airasia fuselage
Workers prepare to unload the fuselage of AirAsia QZ8501, which crashed into the Java Sea on Dec. 28, from the ship Onyx Crest in Tanjung Priok port in Jakarta March 2, 2015 in this photo taken by Antara Foto. Reuters/Antara Foto/Zabur Karuru

The search for the bodies of 56 people who were among those on board AirAsia Flight 8501 when it crashed into the Java Sea on Dec. 28, was called off Tuesday night, The Associated Press (AP) reported, citing an official for Indonesia’s search and rescue agency. The news comes a day after the Malaysian low-cost airline’s CEO Tony Fernandez told BBC that the search would end in the next “four or five” days.

The operations director of the National Search and Rescue Agency, Tatang Zainudin, told AP that the final retrieval operations have ended. So far, 106 bodies have been recovered from the sea. The report also stated that the main search operation had been called off on March 3, but the search was prolonged on a smaller scale for another two weeks at the request of the victims' families. Zainudin also told AP that the search agency planned to take the next of kin to scatter flowers at the crash site next week.

The Airbus A320-200 went down in stormy weather while on its way to Singapore from Surabaya, Indonesia, with 162 people on board.

Bambang Soelistyo, the head of Indonesia's rescue agency, told BBC that ships conducting search operations will be pulled back from the Java Sea on Wednesday. Authorities reportedly said that the families of the victims understand that the search cannot go on indefinitely.

Meanwhile, Yusuf Latif, a spokesman for the search and rescue agency, told Reuters that the search operation would end on Sunday. "Some of our ships and personnel have been pulled back already and some remain on standby, but officially the operation will be finished on Sunday," he told Reuters.

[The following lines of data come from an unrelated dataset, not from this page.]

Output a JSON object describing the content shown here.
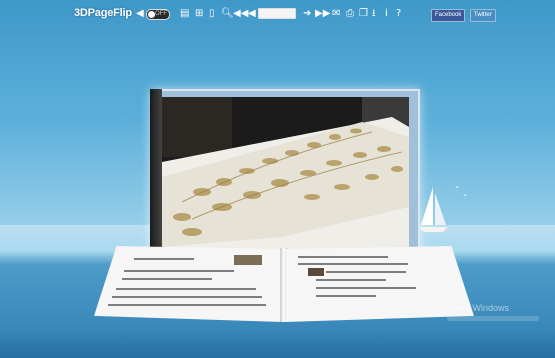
{
  "toolbar": {
    "logo": "3DPageFlip",
    "sound_toggle_label": "OFF",
    "page_input_value": "",
    "icons": [
      "volume-icon",
      "thumbnails-icon",
      "grid-icon",
      "single-page-icon",
      "zoom-icon",
      "first-page-icon",
      "previous-page-icon",
      "next-page-icon",
      "last-page-icon",
      "email-icon",
      "print-icon",
      "fullscreen-icon",
      "download-icon",
      "info-icon",
      "help-icon"
    ],
    "help_glyph": "?",
    "info_glyph": "i",
    "facebook_label": "Facebook",
    "twitter_label": "Twitter"
  },
  "watermark": {
    "title": "Activate Windows"
  },
  "colors": {
    "sky_top": "#3f98c9",
    "horizon": "#a7d8ef",
    "sea": "#2f7fb3",
    "facebook": "#3b5998",
    "twitter": "#4a8fc4"
  }
}
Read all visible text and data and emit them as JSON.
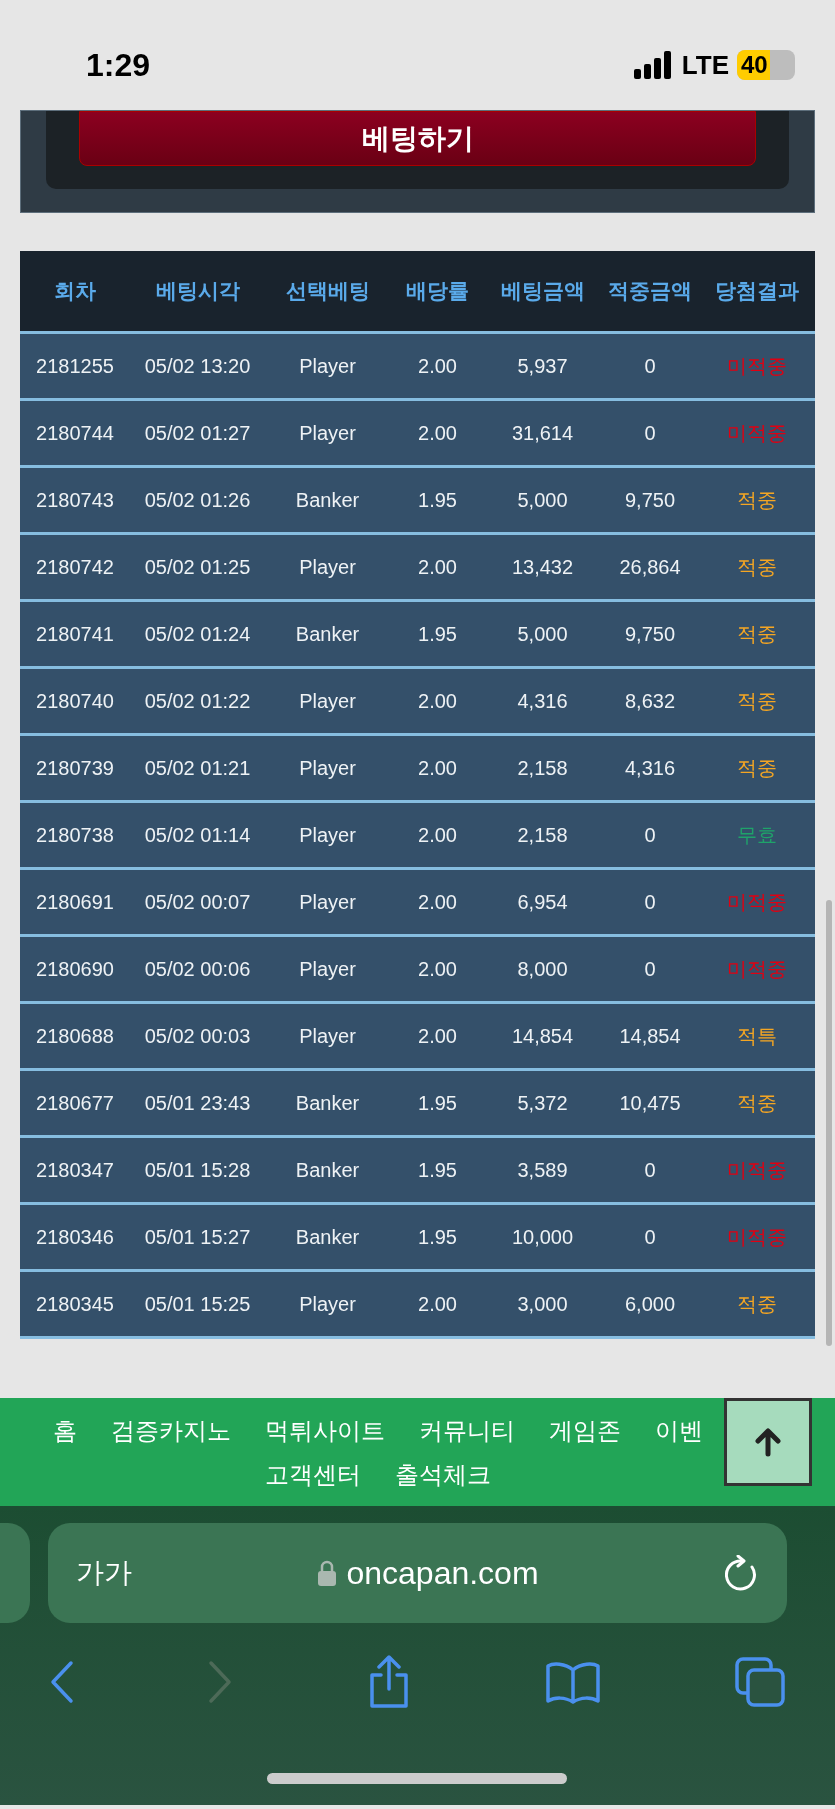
{
  "status_bar": {
    "time": "1:29",
    "network": "LTE",
    "battery": "40"
  },
  "bet_button": {
    "label": "베팅하기"
  },
  "table": {
    "columns": [
      "회차",
      "베팅시각",
      "선택베팅",
      "배당률",
      "베팅금액",
      "적중금액",
      "당첨결과"
    ],
    "rows": [
      {
        "cells": [
          "2181255",
          "05/02 13:20",
          "Player",
          "2.00",
          "5,937",
          "0"
        ],
        "result": "미적중",
        "color": "#e00012"
      },
      {
        "cells": [
          "2180744",
          "05/02 01:27",
          "Player",
          "2.00",
          "31,614",
          "0"
        ],
        "result": "미적중",
        "color": "#e00012"
      },
      {
        "cells": [
          "2180743",
          "05/02 01:26",
          "Banker",
          "1.95",
          "5,000",
          "9,750"
        ],
        "result": "적중",
        "color": "#f5a623"
      },
      {
        "cells": [
          "2180742",
          "05/02 01:25",
          "Player",
          "2.00",
          "13,432",
          "26,864"
        ],
        "result": "적중",
        "color": "#f5a623"
      },
      {
        "cells": [
          "2180741",
          "05/02 01:24",
          "Banker",
          "1.95",
          "5,000",
          "9,750"
        ],
        "result": "적중",
        "color": "#f5a623"
      },
      {
        "cells": [
          "2180740",
          "05/02 01:22",
          "Player",
          "2.00",
          "4,316",
          "8,632"
        ],
        "result": "적중",
        "color": "#f5a623"
      },
      {
        "cells": [
          "2180739",
          "05/02 01:21",
          "Player",
          "2.00",
          "2,158",
          "4,316"
        ],
        "result": "적중",
        "color": "#f5a623"
      },
      {
        "cells": [
          "2180738",
          "05/02 01:14",
          "Player",
          "2.00",
          "2,158",
          "0"
        ],
        "result": "무효",
        "color": "#1fa36a"
      },
      {
        "cells": [
          "2180691",
          "05/02 00:07",
          "Player",
          "2.00",
          "6,954",
          "0"
        ],
        "result": "미적중",
        "color": "#e00012"
      },
      {
        "cells": [
          "2180690",
          "05/02 00:06",
          "Player",
          "2.00",
          "8,000",
          "0"
        ],
        "result": "미적중",
        "color": "#e00012"
      },
      {
        "cells": [
          "2180688",
          "05/02 00:03",
          "Player",
          "2.00",
          "14,854",
          "14,854"
        ],
        "result": "적특",
        "color": "#f5a623"
      },
      {
        "cells": [
          "2180677",
          "05/01 23:43",
          "Banker",
          "1.95",
          "5,372",
          "10,475"
        ],
        "result": "적중",
        "color": "#f5a623"
      },
      {
        "cells": [
          "2180347",
          "05/01 15:28",
          "Banker",
          "1.95",
          "3,589",
          "0"
        ],
        "result": "미적중",
        "color": "#e00012"
      },
      {
        "cells": [
          "2180346",
          "05/01 15:27",
          "Banker",
          "1.95",
          "10,000",
          "0"
        ],
        "result": "미적중",
        "color": "#e00012"
      },
      {
        "cells": [
          "2180345",
          "05/01 15:25",
          "Player",
          "2.00",
          "3,000",
          "6,000"
        ],
        "result": "적중",
        "color": "#f5a623"
      }
    ]
  },
  "footer_nav": {
    "items": [
      "홈",
      "검증카지노",
      "먹튀사이트",
      "커뮤니티",
      "게임존",
      "이벤",
      "고객센터",
      "출석체크"
    ]
  },
  "browser": {
    "text_size": "가가",
    "url": "oncapan.com"
  }
}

Investigators are reportedly analyzing flight data recorders, which were recovered two weeks after the plane went down, to determine the cause of the crash. In January, Indonesia's transport minister said, citing radar data, that the plane made an abnormally steep climb before stalling and crashing into the Java Sea. Indonesia's military, which initially led the multi-national rescue effort, suspended its salvage operations in the same month.